Problem requirements:
Lines before the one containing "Serialize everything readable" are excluded; retype that line and all remaining lines of the material exactly.

Data extract:

====

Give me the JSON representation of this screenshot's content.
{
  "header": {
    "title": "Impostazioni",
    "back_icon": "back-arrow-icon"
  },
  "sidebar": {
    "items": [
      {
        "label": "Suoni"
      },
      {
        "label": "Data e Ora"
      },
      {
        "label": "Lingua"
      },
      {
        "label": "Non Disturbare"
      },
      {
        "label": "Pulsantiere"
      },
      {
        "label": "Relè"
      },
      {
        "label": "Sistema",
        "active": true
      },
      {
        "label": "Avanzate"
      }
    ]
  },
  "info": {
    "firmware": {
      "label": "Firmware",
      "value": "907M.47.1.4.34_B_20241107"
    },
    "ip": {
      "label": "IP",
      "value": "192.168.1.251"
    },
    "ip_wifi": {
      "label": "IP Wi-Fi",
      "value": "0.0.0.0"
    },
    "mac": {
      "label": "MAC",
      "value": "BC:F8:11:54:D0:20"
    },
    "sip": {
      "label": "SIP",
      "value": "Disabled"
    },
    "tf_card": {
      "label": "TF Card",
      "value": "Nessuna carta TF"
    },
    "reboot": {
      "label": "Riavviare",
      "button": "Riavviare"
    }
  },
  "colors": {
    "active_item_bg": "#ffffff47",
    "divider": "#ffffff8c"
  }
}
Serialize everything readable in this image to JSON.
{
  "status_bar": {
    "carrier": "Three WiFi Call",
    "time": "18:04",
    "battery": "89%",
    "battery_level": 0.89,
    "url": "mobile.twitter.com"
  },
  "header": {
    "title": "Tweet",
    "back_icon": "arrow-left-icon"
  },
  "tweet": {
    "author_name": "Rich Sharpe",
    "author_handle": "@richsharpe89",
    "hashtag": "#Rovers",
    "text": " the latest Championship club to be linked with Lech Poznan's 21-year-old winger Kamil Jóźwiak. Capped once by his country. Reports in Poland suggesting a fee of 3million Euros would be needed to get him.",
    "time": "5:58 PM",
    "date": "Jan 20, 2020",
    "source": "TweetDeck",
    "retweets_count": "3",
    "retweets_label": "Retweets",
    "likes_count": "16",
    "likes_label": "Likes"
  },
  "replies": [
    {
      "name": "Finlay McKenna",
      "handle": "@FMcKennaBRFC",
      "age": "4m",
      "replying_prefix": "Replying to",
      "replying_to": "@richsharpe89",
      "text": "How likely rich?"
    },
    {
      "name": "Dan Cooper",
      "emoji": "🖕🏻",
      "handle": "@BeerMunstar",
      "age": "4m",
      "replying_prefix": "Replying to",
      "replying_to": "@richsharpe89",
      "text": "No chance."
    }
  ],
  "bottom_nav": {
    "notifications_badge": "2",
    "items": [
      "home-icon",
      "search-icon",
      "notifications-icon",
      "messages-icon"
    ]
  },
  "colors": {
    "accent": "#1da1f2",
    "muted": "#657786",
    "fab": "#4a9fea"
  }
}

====

Task response:
Serialize everything readable in this image to JSON.
{
  "status_bar": {
    "carrier": "Three WiFi Call",
    "time": "18:04",
    "battery": "89%",
    "battery_level": 0.89,
    "url": "mobile.twitter.com"
  },
  "header": {
    "title": "Tweet",
    "back_icon": "arrow-left-icon"
  },
  "tweet": {
    "author_name": "Rich Sharpe",
    "author_handle": "@richsharpe89",
    "hashtag": "#Rovers",
    "text": " the latest Championship club to be linked with Lech Poznan's 21-year-old winger Kamil Jóźwiak. Capped once by his country. Reports in Poland suggesting a fee of 3million Euros would be needed to get him.",
    "time": "5:58 PM",
    "date": "Jan 20, 2020",
    "source": "TweetDeck",
    "retweets_count": "3",
    "retweets_label": "Retweets",
    "likes_count": "16",
    "likes_label": "Likes"
  },
  "replies": [
    {
      "name": "Finlay McKenna",
      "handle": "@FMcKennaBRFC",
      "age": "4m",
      "replying_prefix": "Replying to",
      "replying_to": "@richsharpe89",
      "text": "How likely rich?"
    },
    {
      "name": "Dan Cooper",
      "emoji": "🖕🏻",
      "handle": "@BeerMunstar",
      "age": "4m",
      "replying_prefix": "Replying to",
      "replying_to": "@richsharpe89",
      "text": "No chance."
    }
  ],
  "bottom_nav": {
    "notifications_badge": "2",
    "items": [
      "home-icon",
      "search-icon",
      "notifications-icon",
      "messages-icon"
    ]
  },
  "colors": {
    "accent": "#1da1f2",
    "muted": "#657786",
    "fab": "#4a9fea"
  }
}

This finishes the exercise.